§ What the task requires
Which lines mention "image"? Show each one from the listing.

§ Data provided

^^^^^^^^^^^^^^^^

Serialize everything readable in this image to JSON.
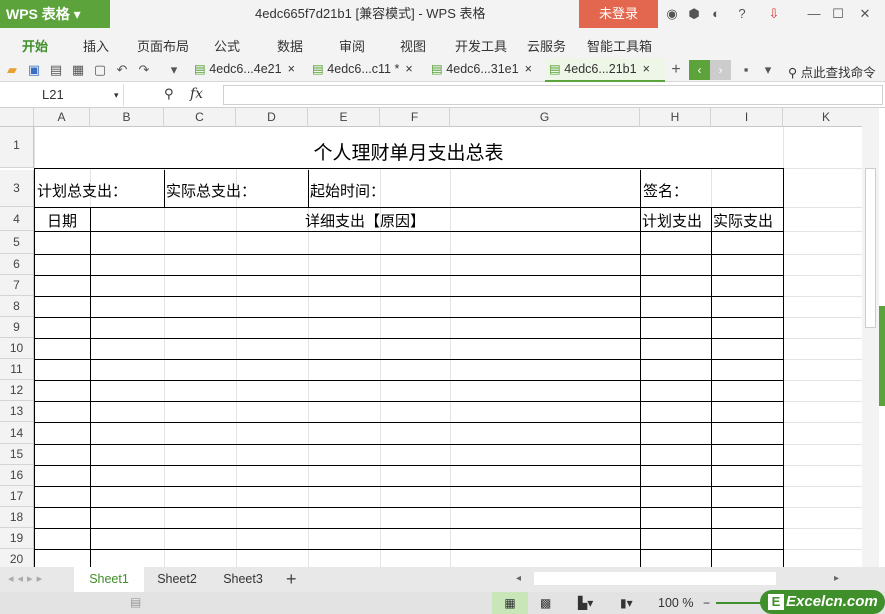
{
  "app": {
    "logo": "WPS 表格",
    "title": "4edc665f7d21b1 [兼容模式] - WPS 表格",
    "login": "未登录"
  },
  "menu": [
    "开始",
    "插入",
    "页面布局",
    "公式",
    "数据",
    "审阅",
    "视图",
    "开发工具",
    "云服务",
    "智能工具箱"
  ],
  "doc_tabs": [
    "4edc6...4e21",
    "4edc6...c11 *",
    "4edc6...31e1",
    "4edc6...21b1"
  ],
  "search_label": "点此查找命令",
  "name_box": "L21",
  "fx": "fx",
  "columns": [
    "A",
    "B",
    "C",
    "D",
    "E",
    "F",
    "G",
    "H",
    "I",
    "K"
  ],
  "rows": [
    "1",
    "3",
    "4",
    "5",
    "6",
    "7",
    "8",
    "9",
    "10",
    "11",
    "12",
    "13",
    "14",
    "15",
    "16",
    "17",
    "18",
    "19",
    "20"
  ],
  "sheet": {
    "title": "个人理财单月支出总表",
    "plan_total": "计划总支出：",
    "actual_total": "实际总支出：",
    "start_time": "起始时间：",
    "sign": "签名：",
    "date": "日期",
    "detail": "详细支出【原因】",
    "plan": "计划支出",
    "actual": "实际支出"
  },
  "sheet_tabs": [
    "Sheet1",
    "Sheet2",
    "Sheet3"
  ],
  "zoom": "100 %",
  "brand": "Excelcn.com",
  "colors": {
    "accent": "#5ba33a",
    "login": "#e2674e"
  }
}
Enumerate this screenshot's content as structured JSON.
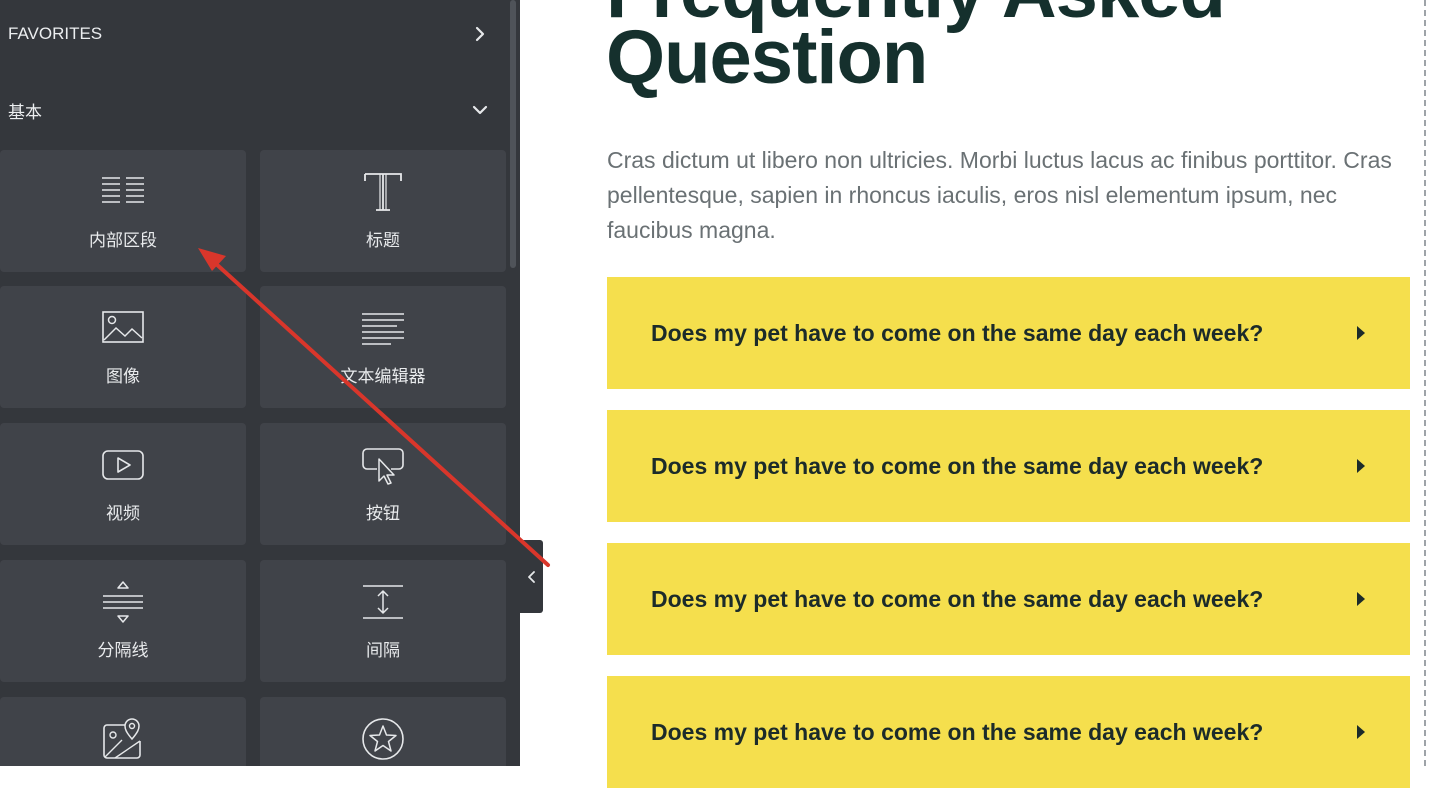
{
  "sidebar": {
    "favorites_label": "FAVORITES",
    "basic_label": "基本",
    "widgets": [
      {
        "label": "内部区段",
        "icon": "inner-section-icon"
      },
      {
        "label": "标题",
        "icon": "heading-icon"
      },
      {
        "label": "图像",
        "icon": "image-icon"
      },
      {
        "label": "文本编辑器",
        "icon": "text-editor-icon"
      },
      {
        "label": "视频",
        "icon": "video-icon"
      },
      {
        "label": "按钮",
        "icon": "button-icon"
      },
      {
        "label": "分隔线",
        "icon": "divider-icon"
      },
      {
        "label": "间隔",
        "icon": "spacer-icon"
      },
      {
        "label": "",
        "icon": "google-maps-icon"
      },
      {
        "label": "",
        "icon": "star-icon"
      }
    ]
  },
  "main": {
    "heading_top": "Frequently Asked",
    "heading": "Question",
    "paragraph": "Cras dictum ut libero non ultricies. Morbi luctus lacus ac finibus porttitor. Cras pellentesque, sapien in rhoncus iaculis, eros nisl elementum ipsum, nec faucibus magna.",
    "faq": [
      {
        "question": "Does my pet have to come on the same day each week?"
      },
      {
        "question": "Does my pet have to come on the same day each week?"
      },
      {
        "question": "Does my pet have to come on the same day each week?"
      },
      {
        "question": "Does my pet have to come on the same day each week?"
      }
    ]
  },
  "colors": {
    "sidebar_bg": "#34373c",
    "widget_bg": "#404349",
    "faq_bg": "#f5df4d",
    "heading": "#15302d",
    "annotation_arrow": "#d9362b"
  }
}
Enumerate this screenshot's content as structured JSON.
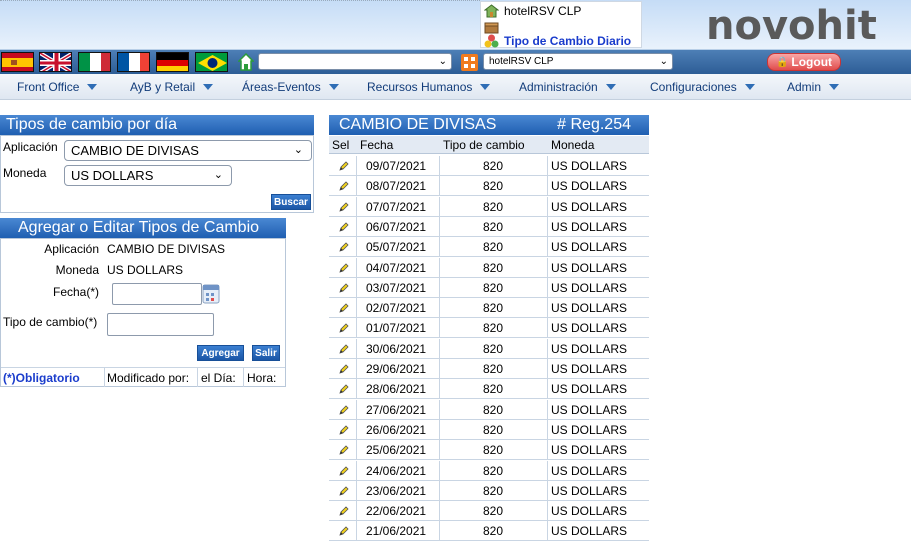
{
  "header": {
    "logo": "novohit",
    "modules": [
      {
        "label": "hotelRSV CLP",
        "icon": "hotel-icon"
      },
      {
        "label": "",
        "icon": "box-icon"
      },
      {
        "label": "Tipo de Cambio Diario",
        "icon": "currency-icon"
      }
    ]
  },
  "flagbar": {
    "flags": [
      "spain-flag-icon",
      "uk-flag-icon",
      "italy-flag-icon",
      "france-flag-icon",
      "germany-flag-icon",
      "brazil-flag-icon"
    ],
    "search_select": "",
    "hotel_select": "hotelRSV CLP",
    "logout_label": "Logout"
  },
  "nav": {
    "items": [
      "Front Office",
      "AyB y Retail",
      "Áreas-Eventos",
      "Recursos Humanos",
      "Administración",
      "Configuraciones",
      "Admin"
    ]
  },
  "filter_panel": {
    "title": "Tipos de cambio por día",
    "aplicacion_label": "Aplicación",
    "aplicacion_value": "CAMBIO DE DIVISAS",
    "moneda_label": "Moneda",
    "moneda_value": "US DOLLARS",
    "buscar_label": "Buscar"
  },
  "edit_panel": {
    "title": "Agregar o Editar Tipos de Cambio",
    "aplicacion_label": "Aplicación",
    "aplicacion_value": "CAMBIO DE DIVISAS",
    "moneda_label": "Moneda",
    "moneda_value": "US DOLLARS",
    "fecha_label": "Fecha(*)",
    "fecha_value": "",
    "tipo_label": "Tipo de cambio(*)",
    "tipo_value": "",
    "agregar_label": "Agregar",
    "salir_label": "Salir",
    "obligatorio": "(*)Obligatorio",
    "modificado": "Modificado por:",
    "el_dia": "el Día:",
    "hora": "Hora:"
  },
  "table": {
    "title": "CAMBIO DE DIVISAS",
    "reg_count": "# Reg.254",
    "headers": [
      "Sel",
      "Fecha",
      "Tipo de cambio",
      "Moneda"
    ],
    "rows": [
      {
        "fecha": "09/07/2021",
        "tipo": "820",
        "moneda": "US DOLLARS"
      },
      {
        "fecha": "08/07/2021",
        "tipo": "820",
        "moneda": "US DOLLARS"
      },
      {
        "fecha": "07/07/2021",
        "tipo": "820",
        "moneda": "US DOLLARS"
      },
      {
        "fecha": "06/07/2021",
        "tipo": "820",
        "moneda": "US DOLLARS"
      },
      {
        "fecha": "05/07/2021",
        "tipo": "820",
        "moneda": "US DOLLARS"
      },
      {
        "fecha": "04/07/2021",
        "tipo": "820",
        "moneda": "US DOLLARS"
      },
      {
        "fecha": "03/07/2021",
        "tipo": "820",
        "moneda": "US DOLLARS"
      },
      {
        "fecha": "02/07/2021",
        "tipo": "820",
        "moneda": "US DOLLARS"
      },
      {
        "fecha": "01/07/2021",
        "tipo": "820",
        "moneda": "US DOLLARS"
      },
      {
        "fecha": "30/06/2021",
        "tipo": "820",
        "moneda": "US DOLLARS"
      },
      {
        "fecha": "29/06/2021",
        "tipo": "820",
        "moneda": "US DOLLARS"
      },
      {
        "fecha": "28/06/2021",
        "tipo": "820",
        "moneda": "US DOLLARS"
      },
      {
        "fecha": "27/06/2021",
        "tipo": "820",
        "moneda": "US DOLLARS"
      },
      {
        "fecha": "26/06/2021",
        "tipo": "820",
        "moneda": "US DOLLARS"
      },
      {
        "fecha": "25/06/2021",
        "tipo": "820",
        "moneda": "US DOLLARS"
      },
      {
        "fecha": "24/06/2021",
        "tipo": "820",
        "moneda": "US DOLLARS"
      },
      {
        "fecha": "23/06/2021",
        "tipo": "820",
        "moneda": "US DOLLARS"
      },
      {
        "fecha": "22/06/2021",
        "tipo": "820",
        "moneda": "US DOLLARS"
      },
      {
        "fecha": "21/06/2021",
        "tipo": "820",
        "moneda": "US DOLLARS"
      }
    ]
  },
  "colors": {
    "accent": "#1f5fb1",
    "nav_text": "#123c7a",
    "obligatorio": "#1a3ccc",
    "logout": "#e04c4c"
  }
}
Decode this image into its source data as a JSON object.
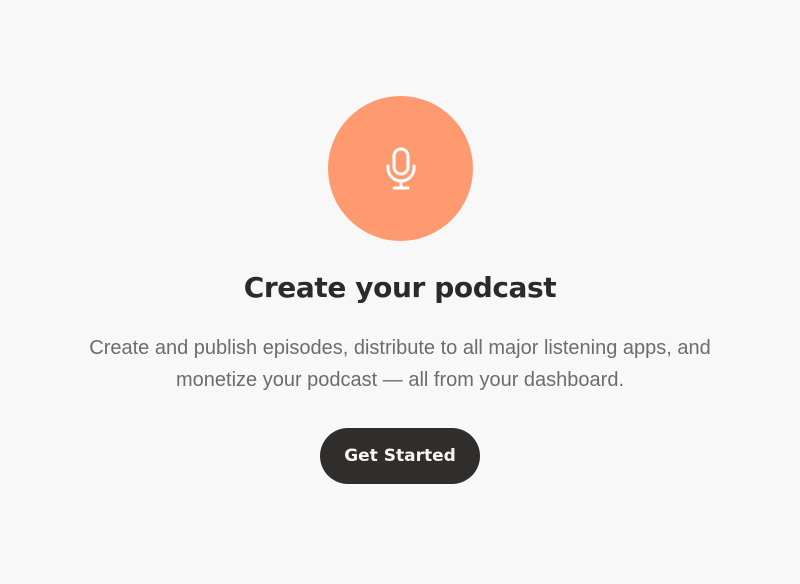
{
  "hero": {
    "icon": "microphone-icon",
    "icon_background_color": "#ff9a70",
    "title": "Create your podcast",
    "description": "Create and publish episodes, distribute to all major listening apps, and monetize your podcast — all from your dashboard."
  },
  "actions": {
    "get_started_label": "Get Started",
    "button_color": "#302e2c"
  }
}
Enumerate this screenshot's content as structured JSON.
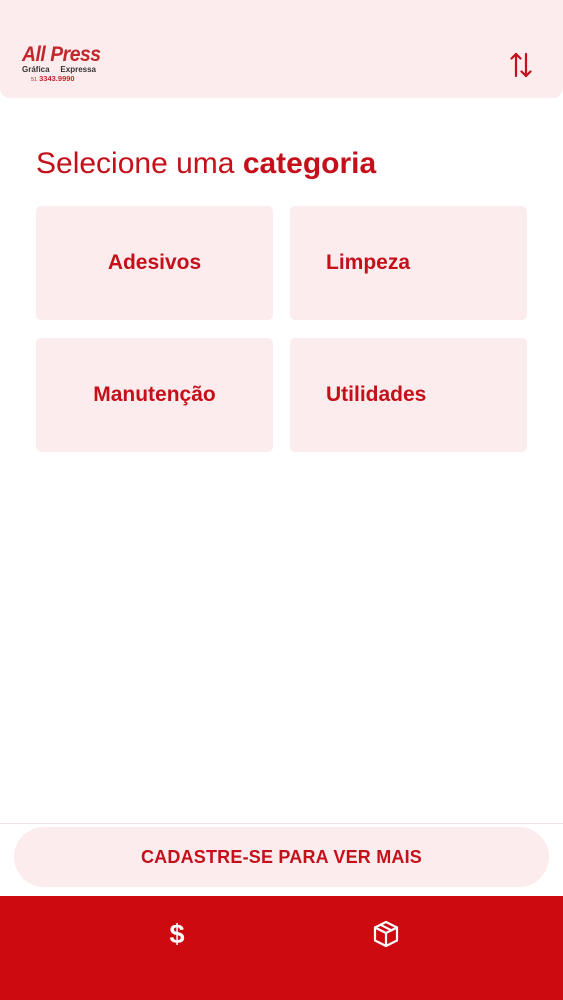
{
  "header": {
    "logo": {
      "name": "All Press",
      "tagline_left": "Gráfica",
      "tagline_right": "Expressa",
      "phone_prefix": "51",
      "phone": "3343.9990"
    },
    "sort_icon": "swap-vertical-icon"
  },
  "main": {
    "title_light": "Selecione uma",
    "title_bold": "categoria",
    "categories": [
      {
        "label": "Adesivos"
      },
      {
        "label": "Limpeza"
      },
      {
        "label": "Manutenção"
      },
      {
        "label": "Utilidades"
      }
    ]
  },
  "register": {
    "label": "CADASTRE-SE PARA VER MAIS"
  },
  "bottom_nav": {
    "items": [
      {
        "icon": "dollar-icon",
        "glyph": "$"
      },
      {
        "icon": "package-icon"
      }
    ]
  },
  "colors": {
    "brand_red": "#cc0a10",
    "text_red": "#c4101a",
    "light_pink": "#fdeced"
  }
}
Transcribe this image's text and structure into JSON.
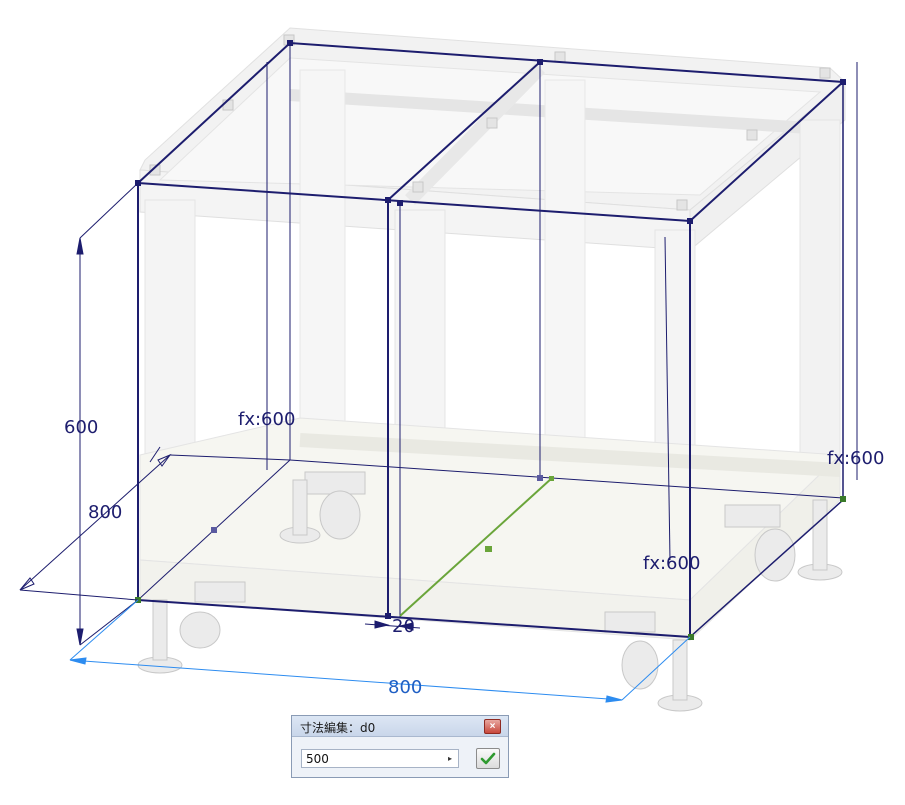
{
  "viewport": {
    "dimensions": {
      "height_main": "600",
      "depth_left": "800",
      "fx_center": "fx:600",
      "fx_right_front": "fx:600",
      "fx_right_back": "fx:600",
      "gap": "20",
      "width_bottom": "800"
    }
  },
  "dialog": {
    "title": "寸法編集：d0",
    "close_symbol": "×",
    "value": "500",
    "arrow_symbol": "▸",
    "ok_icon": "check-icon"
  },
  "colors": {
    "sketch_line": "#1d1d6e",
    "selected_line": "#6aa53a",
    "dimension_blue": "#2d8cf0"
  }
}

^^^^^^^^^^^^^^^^

§ Result of the exercise
Serialize everything readable in this image to JSON.
        "icon": "image-icon"
Decode this image into its source data as a JSON object.
Transcribe this image's text and structure into JSON.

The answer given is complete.